Newsletter

Spaciousness: The Final Frontier

Published On: June 26, 2020Tags:

Spaciousness is the Key to Making a Space Sound Big…

…said the Senior Chief CEO of Seniority at the Department of Redundancy Department.

But, how to make a small space sound big? In a word: ambience. This week we dive deeper into the answer while explaining how diffusion creates ambience, and tell you about our preferred type of diffuser. With an “e.”

One of our favorite toys for visualizing sound is the ripple tank. When lights are shone from underneath onto a ceiling-mounted projector screen, compelling acoustics/wave physics thesis presentations can be made.  Art Noxon wrote his Masters Thesis on this very topic.

These days, we use modern digital technology to have our fun and have found no better collection of tools in this vein than those created by the folks at http://www.falstad.com. In the above screen shot, we have a pair of point source speakers and a blue listening chair, with four poly diffusers on each side wall. Notice the expanding reflections enveloping the listening chair.

To see the animated version of spacious diffusion shown above, see the code at the bottom of this email to paste into the ripple tank applet.

What Exactly is Ambience?

Ambience is a time delayed diffuse condition of upper treble sound that is uniformly distributed throughout the room. Here ambience is depicted as sound going in many directions at one time, everywhere throughout the room.

The phrase “diffuse sound” has become commercialized. True diffuser panels scatter higher frequency sound. While skyline/phase grating type diffusers have become quite ubiquitous, the classic diffuser is the “poly,” short for polycylindrical diffuser. They are typically about 4 feet wide and easily 12 feet tall, and are found in the live rooms of old school recording studios, concert halls, and auditoriums. A “poly” scatters sound sideways but not vertically.

Why Horizontal and not Vertical? 3D is Better than 2D, Right?

Listeners hear lateral diffusion much better than vertical diffusion because of where our ears are located: on each side of our head. This is why a vertical poly is a good diffuser. Like most aspects of the human body, our built-in “stereo pair” is built primarily to respond to lateral movement and changes. Gravity keeps us, to a large degree, on a lateral plane, and most of our time is spent moving sideways. Thus, lateral sensitivities are strongest.

Specular Diffusion? Isn’t that an Oxymoron?

In the world of optics, the terms specular and diffuse are opposites. The former indicates a “hard” reflection where the angle of reflection equals the angle of incidence and almost no energy is lost, like a bathroom mirror. The latter indicates a “soft” reflection where the light is reflected at many angles instead of just one, with each reflection containing a portion of the original energy. Sound is a little different due to the longer wavelengths.

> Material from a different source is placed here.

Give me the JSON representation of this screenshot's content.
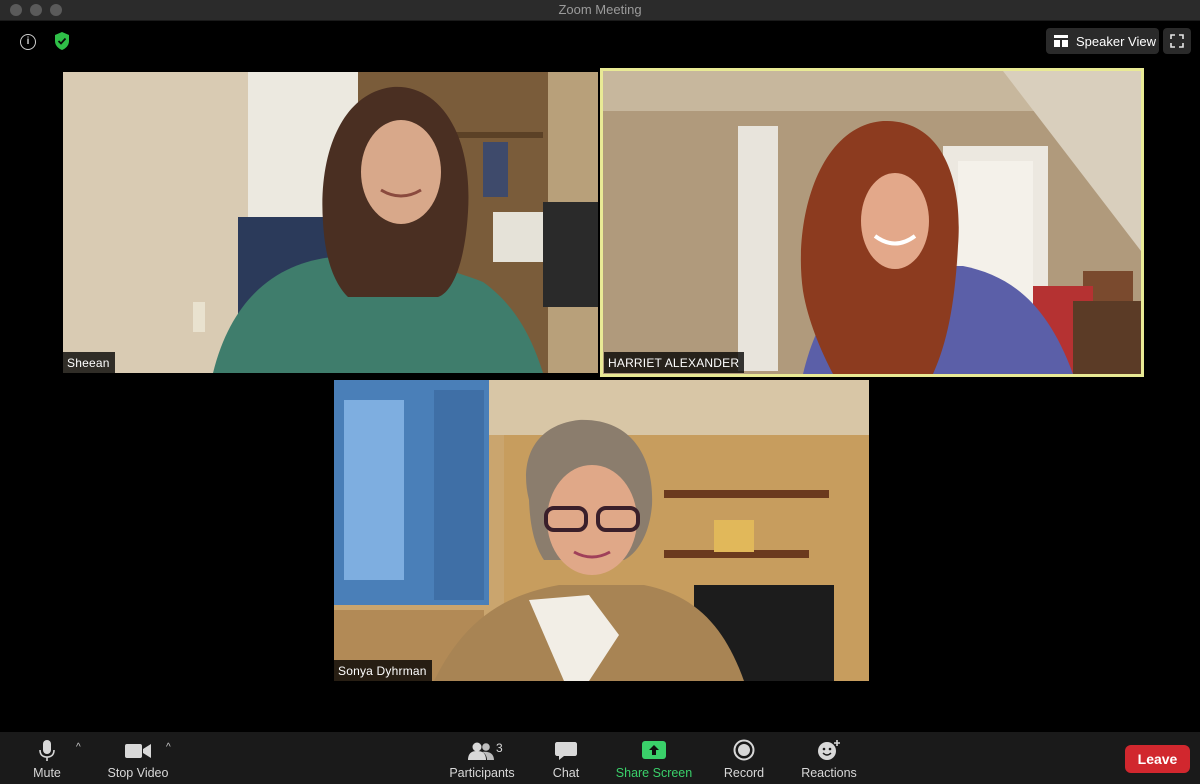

Many types of diffusers are designed to scramble the timing of the reflections they scatter. This introduces phase shifts that golden ears can hear, and that is not the ASC method. The “poly” is a specular diffuser which means the reflection sounds just like the incident sound, with no time distortion or phase alteration. It is mirror like, wherein the reflection is the same as the object being reflected. The “diffusion” comes from the dissimilarity between the angle of reflection and the angle of incidence; hence the use of the term “scattering.”

The reflected sound of a voice or loudspeaker played at a poly diffuser will seem to soften in energy as the many reflections are sent careening off at various angles. This multitude of reflections then bounce further around the room, losing a small portion of their energy with each bounce. As time passes, the phase and voice of the sounds remain intact while the energy drops, until they reach the ear of the listener as a smooth ambient tail coming from all directions.

Now this is a happy listening room!

How do TubeTraps Play into This?

Every TubeTrap (except a MonitorStand) includes a built-in polycylindrical diffuser. HalfRound TubeTrap use smaller diffusers, and their specular diffusion pattern is shown here.

FullRound TubeTraps, QuarterRound TubeTraps, and of course, StudioTraps all let you scatter sound around the room to provide a smooth ambient tail while also absorbing excess bass. Enjoy!

Read much more about coherent and incoherent diffusion in this article authored by Art Noxon from the 89th AES.

Latest Newsletters!

Go to Top